Mancini has lamented in particular a lack of forwards and used Leeds United winger Willy Gnonto as an example of how young talent is overlooked by Serie A clubs.
However he has also been criticised for some of the selections in his 30-man squad for the Thursday's match in Naples, which includes a first call-up for Argentina-born Tigre striker Mateo Retegui.
Udinese defender Destiny Udogie, who will move to Tottenham next season, Juventus midfielder Nicolo Fagioli and Lazio pair Mattia Zaccagni and Nicolo Casale are the omissions which have most befuddled fans.
Strength in depth
Zaccagni has scored nine times for Lazio this season, including the winner in Sunday's Rome derby, and him missing out while Federico Chiesa was selected -- before succumbing to yet another injury -- has raised eyebrows.
Italy will face both England and North Macedonia in Group C, a reminder of both the highs and lows of Mancini's reign, which began in 2018 with uncharacteristically swashbuckling football before falling into the same pit of despair which led to him being hired in the first place.
Making the Nations League final four while also relegating England from the top tier was a welcome plus but failed to change a general feeling in Italy that the national team is on another downturn.
Mancini and England boss Gareth Southgate will be rivals again on Thursday but both their sides will be favourites to take the two qualifying spots available in the five-team group which also includes Ukraine and Malta.
Southgate too has said he is concerned about strength in depth despite a host of talented young players coming through to England's senior squad in recent years, echoing a similar sentiment expressed by Rudi Voeller when he was made the new director of Germany's national side in January.
"You'd love to have that depth, but we are shorter than the other big nations on depth of selection.
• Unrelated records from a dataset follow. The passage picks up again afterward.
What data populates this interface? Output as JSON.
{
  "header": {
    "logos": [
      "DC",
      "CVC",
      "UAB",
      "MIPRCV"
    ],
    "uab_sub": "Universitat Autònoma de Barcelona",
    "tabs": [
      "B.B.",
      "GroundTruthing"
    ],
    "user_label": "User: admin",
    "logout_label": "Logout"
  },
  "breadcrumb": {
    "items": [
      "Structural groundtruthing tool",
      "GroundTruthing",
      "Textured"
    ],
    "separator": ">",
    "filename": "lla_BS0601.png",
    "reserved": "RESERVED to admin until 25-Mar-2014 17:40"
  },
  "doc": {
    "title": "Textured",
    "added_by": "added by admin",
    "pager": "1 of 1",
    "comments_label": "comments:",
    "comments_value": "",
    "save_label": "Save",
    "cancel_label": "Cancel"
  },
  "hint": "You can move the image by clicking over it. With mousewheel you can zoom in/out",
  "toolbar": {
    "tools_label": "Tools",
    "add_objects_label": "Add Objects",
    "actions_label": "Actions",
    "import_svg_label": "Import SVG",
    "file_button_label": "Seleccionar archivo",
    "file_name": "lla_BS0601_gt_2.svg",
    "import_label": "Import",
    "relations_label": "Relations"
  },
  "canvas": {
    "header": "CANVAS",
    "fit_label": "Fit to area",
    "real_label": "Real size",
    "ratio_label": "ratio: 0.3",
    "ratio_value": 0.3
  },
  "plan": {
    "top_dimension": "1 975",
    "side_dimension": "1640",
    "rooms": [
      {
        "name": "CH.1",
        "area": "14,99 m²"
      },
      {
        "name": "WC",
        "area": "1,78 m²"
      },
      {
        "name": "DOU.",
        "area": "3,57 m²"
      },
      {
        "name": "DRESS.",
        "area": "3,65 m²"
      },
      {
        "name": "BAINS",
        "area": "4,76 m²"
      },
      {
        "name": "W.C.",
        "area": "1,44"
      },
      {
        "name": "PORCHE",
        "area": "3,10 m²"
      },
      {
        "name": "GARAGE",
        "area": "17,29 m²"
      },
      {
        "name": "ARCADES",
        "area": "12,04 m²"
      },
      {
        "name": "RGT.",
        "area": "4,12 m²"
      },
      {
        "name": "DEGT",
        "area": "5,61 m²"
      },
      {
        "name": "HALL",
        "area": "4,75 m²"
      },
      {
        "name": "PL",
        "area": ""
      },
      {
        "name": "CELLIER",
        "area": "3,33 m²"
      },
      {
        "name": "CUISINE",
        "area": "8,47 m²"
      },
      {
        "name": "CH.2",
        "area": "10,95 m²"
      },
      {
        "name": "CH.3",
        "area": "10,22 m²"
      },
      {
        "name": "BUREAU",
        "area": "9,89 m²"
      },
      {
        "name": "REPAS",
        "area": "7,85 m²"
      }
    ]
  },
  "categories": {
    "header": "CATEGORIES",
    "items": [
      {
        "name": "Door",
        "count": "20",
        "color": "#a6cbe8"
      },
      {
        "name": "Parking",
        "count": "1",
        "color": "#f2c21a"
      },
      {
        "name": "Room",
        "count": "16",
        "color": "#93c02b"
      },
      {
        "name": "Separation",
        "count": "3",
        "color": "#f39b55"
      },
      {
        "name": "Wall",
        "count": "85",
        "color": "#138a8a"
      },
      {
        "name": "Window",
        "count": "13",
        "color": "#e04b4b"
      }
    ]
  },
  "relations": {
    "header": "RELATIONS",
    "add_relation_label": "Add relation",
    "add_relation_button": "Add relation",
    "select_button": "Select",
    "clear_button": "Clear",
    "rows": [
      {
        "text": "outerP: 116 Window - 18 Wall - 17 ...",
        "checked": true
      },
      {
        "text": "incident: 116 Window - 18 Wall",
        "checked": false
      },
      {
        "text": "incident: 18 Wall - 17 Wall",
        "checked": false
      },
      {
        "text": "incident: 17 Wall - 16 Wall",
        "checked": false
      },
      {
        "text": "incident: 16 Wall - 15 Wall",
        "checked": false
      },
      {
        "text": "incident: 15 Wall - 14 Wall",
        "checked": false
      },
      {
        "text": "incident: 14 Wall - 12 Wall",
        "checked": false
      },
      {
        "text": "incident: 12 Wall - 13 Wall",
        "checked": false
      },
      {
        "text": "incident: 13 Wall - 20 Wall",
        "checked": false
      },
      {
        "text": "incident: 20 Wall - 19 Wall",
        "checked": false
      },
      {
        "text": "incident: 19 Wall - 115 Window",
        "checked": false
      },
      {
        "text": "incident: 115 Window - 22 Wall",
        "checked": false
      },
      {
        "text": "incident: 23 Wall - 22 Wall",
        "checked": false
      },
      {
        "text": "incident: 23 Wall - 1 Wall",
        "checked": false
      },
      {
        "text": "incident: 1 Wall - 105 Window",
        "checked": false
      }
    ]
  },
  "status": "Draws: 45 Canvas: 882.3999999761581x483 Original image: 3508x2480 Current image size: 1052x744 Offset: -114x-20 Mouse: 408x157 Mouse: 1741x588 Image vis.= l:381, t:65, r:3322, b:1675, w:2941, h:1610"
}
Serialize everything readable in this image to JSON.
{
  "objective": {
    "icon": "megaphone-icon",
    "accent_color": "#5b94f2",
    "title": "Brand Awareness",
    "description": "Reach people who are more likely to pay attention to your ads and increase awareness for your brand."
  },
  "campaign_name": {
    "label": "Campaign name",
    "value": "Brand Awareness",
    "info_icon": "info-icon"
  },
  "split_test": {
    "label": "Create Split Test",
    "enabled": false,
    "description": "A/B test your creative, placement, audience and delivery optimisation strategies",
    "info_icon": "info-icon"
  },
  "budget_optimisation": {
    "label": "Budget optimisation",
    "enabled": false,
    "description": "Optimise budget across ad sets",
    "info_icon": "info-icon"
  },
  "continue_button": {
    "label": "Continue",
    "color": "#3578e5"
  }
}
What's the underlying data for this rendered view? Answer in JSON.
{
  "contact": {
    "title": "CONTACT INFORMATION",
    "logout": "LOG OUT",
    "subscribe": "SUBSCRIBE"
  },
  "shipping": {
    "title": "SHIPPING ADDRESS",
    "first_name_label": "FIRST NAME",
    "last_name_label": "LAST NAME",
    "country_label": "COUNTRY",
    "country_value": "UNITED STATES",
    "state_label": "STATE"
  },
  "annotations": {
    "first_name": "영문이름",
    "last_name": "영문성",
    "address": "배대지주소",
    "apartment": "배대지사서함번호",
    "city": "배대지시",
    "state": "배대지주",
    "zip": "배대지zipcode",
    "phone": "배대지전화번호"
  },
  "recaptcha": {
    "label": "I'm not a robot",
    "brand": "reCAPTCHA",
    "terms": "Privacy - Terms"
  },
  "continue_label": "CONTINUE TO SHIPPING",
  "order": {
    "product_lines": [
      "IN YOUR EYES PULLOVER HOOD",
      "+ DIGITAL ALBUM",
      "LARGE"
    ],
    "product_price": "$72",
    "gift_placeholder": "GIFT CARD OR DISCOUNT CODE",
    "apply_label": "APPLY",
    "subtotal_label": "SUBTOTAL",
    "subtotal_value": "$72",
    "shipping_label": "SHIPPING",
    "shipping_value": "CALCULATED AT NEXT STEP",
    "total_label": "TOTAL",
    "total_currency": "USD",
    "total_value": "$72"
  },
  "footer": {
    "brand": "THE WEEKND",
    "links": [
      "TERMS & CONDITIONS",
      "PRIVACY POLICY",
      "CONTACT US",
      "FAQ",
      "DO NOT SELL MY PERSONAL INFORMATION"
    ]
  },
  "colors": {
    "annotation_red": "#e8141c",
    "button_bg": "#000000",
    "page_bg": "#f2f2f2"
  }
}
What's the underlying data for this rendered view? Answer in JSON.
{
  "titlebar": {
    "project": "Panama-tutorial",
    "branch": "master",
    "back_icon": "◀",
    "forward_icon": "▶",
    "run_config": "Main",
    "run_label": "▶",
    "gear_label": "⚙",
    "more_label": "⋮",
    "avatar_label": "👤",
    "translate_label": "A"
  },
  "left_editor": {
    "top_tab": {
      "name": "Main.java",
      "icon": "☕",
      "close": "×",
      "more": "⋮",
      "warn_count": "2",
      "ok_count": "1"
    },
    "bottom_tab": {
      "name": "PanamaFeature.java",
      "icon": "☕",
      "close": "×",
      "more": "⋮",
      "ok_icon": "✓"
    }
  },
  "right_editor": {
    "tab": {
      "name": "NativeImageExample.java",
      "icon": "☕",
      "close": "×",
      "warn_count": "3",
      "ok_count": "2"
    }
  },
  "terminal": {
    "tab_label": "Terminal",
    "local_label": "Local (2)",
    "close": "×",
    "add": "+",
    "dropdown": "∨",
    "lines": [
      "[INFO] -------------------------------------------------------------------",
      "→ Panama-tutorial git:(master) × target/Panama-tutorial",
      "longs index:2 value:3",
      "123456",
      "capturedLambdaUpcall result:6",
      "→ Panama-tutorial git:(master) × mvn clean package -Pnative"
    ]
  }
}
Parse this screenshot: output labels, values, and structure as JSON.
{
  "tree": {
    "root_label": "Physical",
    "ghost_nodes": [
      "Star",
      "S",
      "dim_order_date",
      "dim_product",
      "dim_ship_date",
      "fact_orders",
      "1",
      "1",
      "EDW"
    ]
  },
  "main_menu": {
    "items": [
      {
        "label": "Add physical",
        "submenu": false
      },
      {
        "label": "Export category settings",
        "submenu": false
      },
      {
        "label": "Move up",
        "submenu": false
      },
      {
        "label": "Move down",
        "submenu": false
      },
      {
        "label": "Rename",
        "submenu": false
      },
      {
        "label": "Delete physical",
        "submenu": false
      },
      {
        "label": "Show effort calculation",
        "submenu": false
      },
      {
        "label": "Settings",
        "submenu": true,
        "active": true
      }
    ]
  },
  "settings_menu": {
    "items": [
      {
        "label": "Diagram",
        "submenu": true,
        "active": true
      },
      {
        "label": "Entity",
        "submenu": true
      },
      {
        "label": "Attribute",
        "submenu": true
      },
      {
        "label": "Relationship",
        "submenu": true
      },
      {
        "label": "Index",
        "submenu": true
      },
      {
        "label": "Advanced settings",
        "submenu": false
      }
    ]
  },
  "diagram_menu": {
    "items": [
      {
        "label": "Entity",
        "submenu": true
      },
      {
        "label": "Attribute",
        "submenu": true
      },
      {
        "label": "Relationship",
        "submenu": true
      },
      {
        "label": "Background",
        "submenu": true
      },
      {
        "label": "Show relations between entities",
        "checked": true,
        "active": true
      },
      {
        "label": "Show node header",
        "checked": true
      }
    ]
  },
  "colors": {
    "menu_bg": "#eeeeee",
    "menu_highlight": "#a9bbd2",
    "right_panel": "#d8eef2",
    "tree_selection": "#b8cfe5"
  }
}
I'm happy with the quality we have to pick from, but in certain positions we are short of depth," Southgate said last week.
"Those numbers are deteriorating rapidly in the Premier League, it's not a concern for me in the next 18 months but in four of five years time, we have to be really careful on that."